However, what about the percentage of those murders committed with the assistance of a firearm?  After all, if firearms’ only purpose is to murder other people, one would think that, even if the overall murder rate is going down, the percentage of murders that involved a firearm would be going up given the increased number of firearms in the country.

Right?

Well, as with many of the things “gun control” advocates purport to be “common sense”, the reality is a little more complicated:

firearmsandmurders

The grey bars track the percentage of murders that were committed with the assistance of a firearm, and, as you can see, those bars do not come anywhere close to echoing the consistent climb of the number of firearms in the United States.

In fact, the trend line for the percentages is functionally level, with a slope of 0.0006, compared to the slope of 669.64 for the number of firearms in America.  Oh, and yes, that does mean that, averaged over the past 20 years, at least 6,696,400 firearms have been produced in or imported into the United States every year.

Despite the nearly level trend line of the percentages, there does exist a correlation of 0.14784 between the number of firearms in the United States and the percentage of murders committed with the assistance of firearms.  This is, however, a tremendously weak correlation, and given the very narrow range of percentages – a maximum of 64% and a minimum of 55% – it is certainly not enough to draw any kind of causal relationship.

So, could the increased number of firearms in public circulation lead to a higher percentage of murders involving those firearms?  Based on the available data, yes, it is possible… but it has not been happening consistently yet.

Source *.xls file.

Other Sources:

Small Arms Survey of 2003

Shooting Industry News

graphics matter, part two

graphics matter, part two

Now that we have dispensed with the myth that “more guns = more gun deaths”, what about the second-most-favorite talking point of the “gun control” movement: “more guns = more ‘gun violence’“?

Well, the first problem is what, exactly, is “gun violence”?  For simplicity’s sake, and for the sake of actually finding relevant data, I am going to define “gun violence” as “any crime committed with the assistance of a firearm”, or “CCwF” for short.  Specifically, after consulting the Federal Bureau of Investigation‘s Uniform Crime Reports for 2013, we are going to consider murders, robberies, and assaults where the perpetrators employed a firearm.

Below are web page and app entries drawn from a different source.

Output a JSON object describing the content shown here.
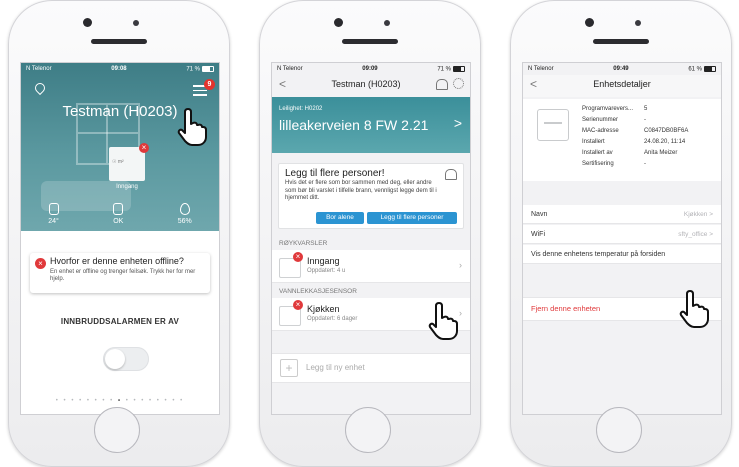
{
  "screen1": {
    "status": {
      "carrier": "N Telenor",
      "time": "09:08",
      "battery": "71 %"
    },
    "badge_count": "9",
    "title": "Testman (H0203)",
    "device_label": "Inngang",
    "device_small": "☉ m²",
    "stats": [
      {
        "value": "24°",
        "icon": "thermometer-icon"
      },
      {
        "value": "OK",
        "icon": "battery-icon"
      },
      {
        "value": "56%",
        "icon": "droplet-icon"
      }
    ],
    "warning": {
      "title": "Hvorfor er denne enheten offline?",
      "subtitle": "En enhet er offline og trenger feilsøk. Trykk her for mer hjelp."
    },
    "alarm_status": "INNBRUDDSALARMEN ER AV",
    "page_dots": {
      "before": "• • • • • • • •",
      "active": "•",
      "after": "• • • • • • • •"
    }
  },
  "screen2": {
    "status": {
      "carrier": "N Telenor",
      "time": "09:09",
      "battery": "71 %"
    },
    "nav": {
      "back": "<",
      "title": "Testman (H0203)"
    },
    "banner": {
      "line1": "Leilighet: H0202",
      "line2": "lilleakerveien 8 FW 2.21",
      "chevron": ">"
    },
    "add_people": {
      "heading": "Legg til flere personer!",
      "text": "Hvis det er flere som bor sammen med deg, eller andre som bør bli varslet i tilfelle brann, vennligst legge dem til i hjemmet ditt.",
      "btn_alone": "Bor alene",
      "btn_add": "Legg til flere personer"
    },
    "sections": [
      {
        "header": "RØYKVARSLER",
        "item": {
          "name": "Inngang",
          "updated": "Oppdatert: 4 u"
        }
      },
      {
        "header": "VANNLEKKASJESENSOR",
        "item": {
          "name": "Kjøkken",
          "updated": "Oppdatert: 6 dager"
        }
      }
    ],
    "add_unit": "Legg til ny enhet"
  },
  "screen3": {
    "status": {
      "carrier": "N Telenor",
      "time": "09:49",
      "battery": "61 %"
    },
    "nav": {
      "back": "<",
      "title": "Enhetsdetaljer"
    },
    "details": [
      {
        "key": "Programvarevers...",
        "value": "5"
      },
      {
        "key": "Serienummer",
        "value": "-"
      },
      {
        "key": "MAC-adresse",
        "value": "C0847DB0BF6A"
      },
      {
        "key": "Installert",
        "value": "24.08.20, 11:14"
      },
      {
        "key": "Installert av",
        "value": "Anita Meizer"
      },
      {
        "key": "Sertifisering",
        "value": "-"
      }
    ],
    "name_label": "Navn",
    "name_value": "Kjøkken >",
    "wifi_label": "WiFi",
    "wifi_value": "sfty_office >",
    "show_temp": "Vis denne enhetens temperatur på forsiden",
    "remove": "Fjern denne enheten"
  },
  "colors": {
    "accent": "#2b94d2",
    "teal": "#3b8f9a",
    "danger": "#e0393b"
  }
}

As with the previous post, the Centers for Disease Control will be providing the population of the United States (though we will not be using WISQARS, since we are not interested exclusively in fatalities or injuries), the Small Arms Survey of 2003 will provide the starting point of our firearm count estimation, with the Bureau of Alcohol, Tobacco, Firearms, and Explosives and Shooting Industry News providing the production numbers, and Radical Gun Nuttery did the counting for the number of “shall-issue” / “Constitutional carry” states out there.

So, given all of those wonderful numbers, do more guns really mean more “gun violence”?

PopulationFirearmsCrimes

Nope.

For the numerically inclined, the rate of firearm ownership correlates with the rate of crimes committed with firearms with a coefficient of -0.58535, indicating a negative correlation between the two data sets.

Even when we consider raw numbers, the number of firearms in America versus the number of crimes committed with firearms correlates with a coefficient of -0.46199, still indicating a negative correlation.

In other words, the hypothesis of “more guns = more ‘gun violence'” cannot be true.

Again, feel free to check my work (*.xlsx file); folks have pointed out mistakes I have made in the past, and I am always seeking greater accuracy.

Also, it is worth noting that somewhere in the 2012 to 2013 range, assuming the Small Arms Survey of 2003 is even close to accurate, America reached parity between its population and the number of firearms in its borders; there are enough firearms for every single American to own one.  I dare say our Founding Fathers would approve.